Task to carry out
Restate the full set of records exactly, word for word.

■ ■ ■ ■ ■

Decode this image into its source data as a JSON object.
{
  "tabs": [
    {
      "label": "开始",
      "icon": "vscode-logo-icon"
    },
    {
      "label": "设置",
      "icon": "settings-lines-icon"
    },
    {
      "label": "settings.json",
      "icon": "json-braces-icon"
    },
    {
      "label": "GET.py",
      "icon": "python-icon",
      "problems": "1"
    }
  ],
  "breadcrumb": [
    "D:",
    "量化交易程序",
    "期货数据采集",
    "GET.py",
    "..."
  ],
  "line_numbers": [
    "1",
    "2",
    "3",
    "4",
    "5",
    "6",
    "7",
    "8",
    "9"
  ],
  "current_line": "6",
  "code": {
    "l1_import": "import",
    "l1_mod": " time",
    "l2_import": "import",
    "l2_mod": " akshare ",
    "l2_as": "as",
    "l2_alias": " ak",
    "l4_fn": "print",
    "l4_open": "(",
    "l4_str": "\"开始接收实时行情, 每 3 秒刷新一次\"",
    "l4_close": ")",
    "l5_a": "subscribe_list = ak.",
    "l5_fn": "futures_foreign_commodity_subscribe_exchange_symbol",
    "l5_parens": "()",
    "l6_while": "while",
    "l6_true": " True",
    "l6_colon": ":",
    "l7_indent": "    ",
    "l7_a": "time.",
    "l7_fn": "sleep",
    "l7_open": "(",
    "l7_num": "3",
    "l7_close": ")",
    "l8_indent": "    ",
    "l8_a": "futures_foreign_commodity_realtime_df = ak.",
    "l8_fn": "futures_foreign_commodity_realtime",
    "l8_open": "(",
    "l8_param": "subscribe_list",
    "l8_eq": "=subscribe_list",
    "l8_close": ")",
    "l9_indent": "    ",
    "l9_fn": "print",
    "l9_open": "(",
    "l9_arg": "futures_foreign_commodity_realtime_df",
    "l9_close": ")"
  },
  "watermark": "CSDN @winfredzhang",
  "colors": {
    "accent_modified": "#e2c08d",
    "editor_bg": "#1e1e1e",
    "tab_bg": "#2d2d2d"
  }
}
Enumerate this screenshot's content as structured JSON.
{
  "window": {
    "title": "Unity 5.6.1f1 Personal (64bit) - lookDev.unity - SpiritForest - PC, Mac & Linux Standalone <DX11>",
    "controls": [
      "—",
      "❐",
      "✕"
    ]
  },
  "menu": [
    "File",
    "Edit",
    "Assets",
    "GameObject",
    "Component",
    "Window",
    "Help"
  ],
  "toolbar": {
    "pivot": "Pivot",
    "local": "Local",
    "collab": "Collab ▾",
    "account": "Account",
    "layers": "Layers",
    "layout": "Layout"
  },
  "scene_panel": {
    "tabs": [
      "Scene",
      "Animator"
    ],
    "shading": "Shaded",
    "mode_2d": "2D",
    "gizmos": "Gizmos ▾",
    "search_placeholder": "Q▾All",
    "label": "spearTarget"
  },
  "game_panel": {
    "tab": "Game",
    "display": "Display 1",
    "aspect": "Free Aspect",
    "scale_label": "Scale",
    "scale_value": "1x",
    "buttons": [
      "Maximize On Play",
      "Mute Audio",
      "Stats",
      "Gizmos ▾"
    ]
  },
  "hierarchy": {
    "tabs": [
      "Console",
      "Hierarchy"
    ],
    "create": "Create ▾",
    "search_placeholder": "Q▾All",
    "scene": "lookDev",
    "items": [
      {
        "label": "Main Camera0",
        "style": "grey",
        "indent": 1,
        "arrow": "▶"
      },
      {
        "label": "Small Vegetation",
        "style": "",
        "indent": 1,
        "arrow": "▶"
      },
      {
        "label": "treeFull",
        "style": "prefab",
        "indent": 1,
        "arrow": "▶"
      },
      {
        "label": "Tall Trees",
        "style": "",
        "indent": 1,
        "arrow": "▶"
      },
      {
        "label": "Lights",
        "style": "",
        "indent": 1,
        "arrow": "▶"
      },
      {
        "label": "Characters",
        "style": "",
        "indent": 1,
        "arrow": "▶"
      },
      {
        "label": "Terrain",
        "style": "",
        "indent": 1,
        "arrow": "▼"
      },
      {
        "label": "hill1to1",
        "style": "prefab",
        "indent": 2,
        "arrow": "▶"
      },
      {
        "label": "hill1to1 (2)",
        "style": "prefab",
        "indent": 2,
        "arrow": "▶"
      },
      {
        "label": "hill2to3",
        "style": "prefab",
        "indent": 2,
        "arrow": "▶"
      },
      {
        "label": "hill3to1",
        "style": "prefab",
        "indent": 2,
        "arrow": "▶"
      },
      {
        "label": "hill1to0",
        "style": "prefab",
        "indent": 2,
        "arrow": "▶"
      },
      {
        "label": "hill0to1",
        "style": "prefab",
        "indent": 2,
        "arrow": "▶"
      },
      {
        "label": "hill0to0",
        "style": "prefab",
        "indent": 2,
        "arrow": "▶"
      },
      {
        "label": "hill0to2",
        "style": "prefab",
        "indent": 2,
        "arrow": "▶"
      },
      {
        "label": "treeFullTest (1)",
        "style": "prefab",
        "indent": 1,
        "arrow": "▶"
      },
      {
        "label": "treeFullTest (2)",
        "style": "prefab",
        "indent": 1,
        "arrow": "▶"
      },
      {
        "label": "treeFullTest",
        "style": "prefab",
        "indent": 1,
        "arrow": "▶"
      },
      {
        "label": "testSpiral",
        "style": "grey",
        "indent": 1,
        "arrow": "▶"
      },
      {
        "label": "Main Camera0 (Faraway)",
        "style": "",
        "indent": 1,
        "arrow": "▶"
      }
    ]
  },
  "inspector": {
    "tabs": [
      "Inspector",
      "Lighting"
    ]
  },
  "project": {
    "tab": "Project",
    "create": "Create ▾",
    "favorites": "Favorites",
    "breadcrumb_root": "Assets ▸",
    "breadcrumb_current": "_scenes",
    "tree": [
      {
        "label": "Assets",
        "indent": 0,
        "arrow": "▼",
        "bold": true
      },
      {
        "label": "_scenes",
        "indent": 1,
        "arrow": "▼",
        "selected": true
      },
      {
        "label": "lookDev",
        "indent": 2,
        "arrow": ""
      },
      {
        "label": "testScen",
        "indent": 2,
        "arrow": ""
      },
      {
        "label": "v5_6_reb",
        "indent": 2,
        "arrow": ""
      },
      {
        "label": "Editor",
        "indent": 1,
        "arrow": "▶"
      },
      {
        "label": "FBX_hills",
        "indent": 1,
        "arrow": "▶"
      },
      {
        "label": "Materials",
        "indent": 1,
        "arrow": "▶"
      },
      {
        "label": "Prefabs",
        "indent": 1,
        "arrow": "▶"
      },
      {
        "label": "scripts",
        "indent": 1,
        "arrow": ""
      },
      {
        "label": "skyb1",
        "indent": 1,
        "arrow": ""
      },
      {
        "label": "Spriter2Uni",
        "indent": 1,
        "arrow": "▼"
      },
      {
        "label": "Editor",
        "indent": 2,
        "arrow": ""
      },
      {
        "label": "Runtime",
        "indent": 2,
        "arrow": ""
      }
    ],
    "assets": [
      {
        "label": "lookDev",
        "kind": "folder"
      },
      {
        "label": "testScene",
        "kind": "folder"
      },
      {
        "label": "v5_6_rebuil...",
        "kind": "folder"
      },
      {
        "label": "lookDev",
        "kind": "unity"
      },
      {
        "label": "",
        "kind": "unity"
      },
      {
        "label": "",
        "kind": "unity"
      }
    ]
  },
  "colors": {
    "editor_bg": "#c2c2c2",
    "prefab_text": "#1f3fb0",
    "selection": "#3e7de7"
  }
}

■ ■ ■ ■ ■

Solution to the exercise
Decode this image into its source data as a JSON object.
{
  "tabs": [
    {
      "label": "开始",
      "icon": "vscode-logo-icon"
    },
    {
      "label": "设置",
      "icon": "settings-lines-icon"
    },
    {
      "label": "settings.json",
      "icon": "json-braces-icon"
    },
    {
      "label": "GET.py",
      "icon": "python-icon",
      "problems": "1"
    }
  ],
  "breadcrumb": [
    "D:",
    "量化交易程序",
    "期货数据采集",
    "GET.py",
    "..."
  ],
  "line_numbers": [
    "1",
    "2",
    "3",
    "4",
    "5",
    "6",
    "7",
    "8",
    "9"
  ],
  "current_line": "6",
  "code": {
    "l1_import": "import",
    "l1_mod": " time",
    "l2_import": "import",
    "l2_mod": " akshare ",
    "l2_as": "as",
    "l2_alias": " ak",
    "l4_fn": "print",
    "l4_open": "(",
    "l4_str": "\"开始接收实时行情, 每 3 秒刷新一次\"",
    "l4_close": ")",
    "l5_a": "subscribe_list = ak.",
    "l5_fn": "futures_foreign_commodity_subscribe_exchange_symbol",
    "l5_parens": "()",
    "l6_while": "while",
    "l6_true": " True",
    "l6_colon": ":",
    "l7_indent": "    ",
    "l7_a": "time.",
    "l7_fn": "sleep",
    "l7_open": "(",
    "l7_num": "3",
    "l7_close": ")",
    "l8_indent": "    ",
    "l8_a": "futures_foreign_commodity_realtime_df = ak.",
    "l8_fn": "futures_foreign_commodity_realtime",
    "l8_open": "(",
    "l8_param": "subscribe_list",
    "l8_eq": "=subscribe_list",
    "l8_close": ")",
    "l9_indent": "    ",
    "l9_fn": "print",
    "l9_open": "(",
    "l9_arg": "futures_foreign_commodity_realtime_df",
    "l9_close": ")"
  },
  "watermark": "CSDN @winfredzhang",
  "colors": {
    "accent_modified": "#e2c08d",
    "editor_bg": "#1e1e1e",
    "tab_bg": "#2d2d2d"
  }
}
Enumerate this screenshot's content as structured JSON.
{
  "window": {
    "title": "Unity 5.6.1f1 Personal (64bit) - lookDev.unity - SpiritForest - PC, Mac & Linux Standalone <DX11>",
    "controls": [
      "—",
      "❐",
      "✕"
    ]
  },
  "menu": [
    "File",
    "Edit",
    "Assets",
    "GameObject",
    "Component",
    "Window",
    "Help"
  ],
  "toolbar": {
    "pivot": "Pivot",
    "local": "Local",
    "collab": "Collab ▾",
    "account": "Account",
    "layers": "Layers",
    "layout": "Layout"
  },
  "scene_panel": {
    "tabs": [
      "Scene",
      "Animator"
    ],
    "shading": "Shaded",
    "mode_2d": "2D",
    "gizmos": "Gizmos ▾",
    "search_placeholder": "Q▾All",
    "label": "spearTarget"
  },
  "game_panel": {
    "tab": "Game",
    "display": "Display 1",
    "aspect": "Free Aspect",
    "scale_label": "Scale",
    "scale_value": "1x",
    "buttons": [
      "Maximize On Play",
      "Mute Audio",
      "Stats",
      "Gizmos ▾"
    ]
  },
  "hierarchy": {
    "tabs": [
      "Console",
      "Hierarchy"
    ],
    "create": "Create ▾",
    "search_placeholder": "Q▾All",
    "scene": "lookDev",
    "items": [
      {
        "label": "Main Camera0",
        "style": "grey",
        "indent": 1,
        "arrow": "▶"
      },
      {
        "label": "Small Vegetation",
        "style": "",
        "indent": 1,
        "arrow": "▶"
      },
      {
        "label": "treeFull",
        "style": "prefab",
        "indent": 1,
        "arrow": "▶"
      },
      {
        "label": "Tall Trees",
        "style": "",
        "indent": 1,
        "arrow": "▶"
      },
      {
        "label": "Lights",
        "style": "",
        "indent": 1,
        "arrow": "▶"
      },
      {
        "label": "Characters",
        "style": "",
        "indent": 1,
        "arrow": "▶"
      },
      {
        "label": "Terrain",
        "style": "",
        "indent": 1,
        "arrow": "▼"
      },
      {
        "label": "hill1to1",
        "style": "prefab",
        "indent": 2,
        "arrow": "▶"
      },
      {
        "label": "hill1to1 (2)",
        "style": "prefab",
        "indent": 2,
        "arrow": "▶"
      },
      {
        "label": "hill2to3",
        "style": "prefab",
        "indent": 2,
        "arrow": "▶"
      },
      {
        "label": "hill3to1",
        "style": "prefab",
        "indent": 2,
        "arrow": "▶"
      },
      {
        "label": "hill1to0",
        "style": "prefab",
        "indent": 2,
        "arrow": "▶"
      },
      {
        "label": "hill0to1",
        "style": "prefab",
        "indent": 2,
        "arrow": "▶"
      },
      {
        "label": "hill0to0",
        "style": "prefab",
        "indent": 2,
        "arrow": "▶"
      },
      {
        "label": "hill0to2",
        "style": "prefab",
        "indent": 2,
        "arrow": "▶"
      },
      {
        "label": "treeFullTest (1)",
        "style": "prefab",
        "indent": 1,
        "arrow": "▶"
      },
      {
        "label": "treeFullTest (2)",
        "style": "prefab",
        "indent": 1,
        "arrow": "▶"
      },
      {
        "label": "treeFullTest",
        "style": "prefab",
        "indent": 1,
        "arrow": "▶"
      },
      {
        "label": "testSpiral",
        "style": "grey",
        "indent": 1,
        "arrow": "▶"
      },
      {
        "label": "Main Camera0 (Faraway)",
        "style": "",
        "indent": 1,
        "arrow": "▶"
      }
    ]
  },
  "inspector": {
    "tabs": [
      "Inspector",
      "Lighting"
    ]
  },
  "project": {
    "tab": "Project",
    "create": "Create ▾",
    "favorites": "Favorites",
    "breadcrumb_root": "Assets ▸",
    "breadcrumb_current": "_scenes",
    "tree": [
      {
        "label": "Assets",
        "indent": 0,
        "arrow": "▼",
        "bold": true
      },
      {
        "label": "_scenes",
        "indent": 1,
        "arrow": "▼",
        "selected": true
      },
      {
        "label": "lookDev",
        "indent": 2,
        "arrow": ""
      },
      {
        "label": "testScen",
        "indent": 2,
        "arrow": ""
      },
      {
        "label": "v5_6_reb",
        "indent": 2,
        "arrow": ""
      },
      {
        "label": "Editor",
        "indent": 1,
        "arrow": "▶"
      },
      {
        "label": "FBX_hills",
        "indent": 1,
        "arrow": "▶"
      },
      {
        "label": "Materials",
        "indent": 1,
        "arrow": "▶"
      },
      {
        "label": "Prefabs",
        "indent": 1,
        "arrow": "▶"
      },
      {
        "label": "scripts",
        "indent": 1,
        "arrow": ""
      },
      {
        "label": "skyb1",
        "indent": 1,
        "arrow": ""
      },
      {
        "label": "Spriter2Uni",
        "indent": 1,
        "arrow": "▼"
      },
      {
        "label": "Editor",
        "indent": 2,
        "arrow": ""
      },
      {
        "label": "Runtime",
        "indent": 2,
        "arrow": ""
      }
    ],
    "assets": [
      {
        "label": "lookDev",
        "kind": "folder"
      },
      {
        "label": "testScene",
        "kind": "folder"
      },
      {
        "label": "v5_6_rebuil...",
        "kind": "folder"
      },
      {
        "label": "lookDev",
        "kind": "unity"
      },
      {
        "label": "",
        "kind": "unity"
      },
      {
        "label": "",
        "kind": "unity"
      }
    ]
  },
  "colors": {
    "editor_bg": "#c2c2c2",
    "prefab_text": "#1f3fb0",
    "selection": "#3e7de7"
  }
}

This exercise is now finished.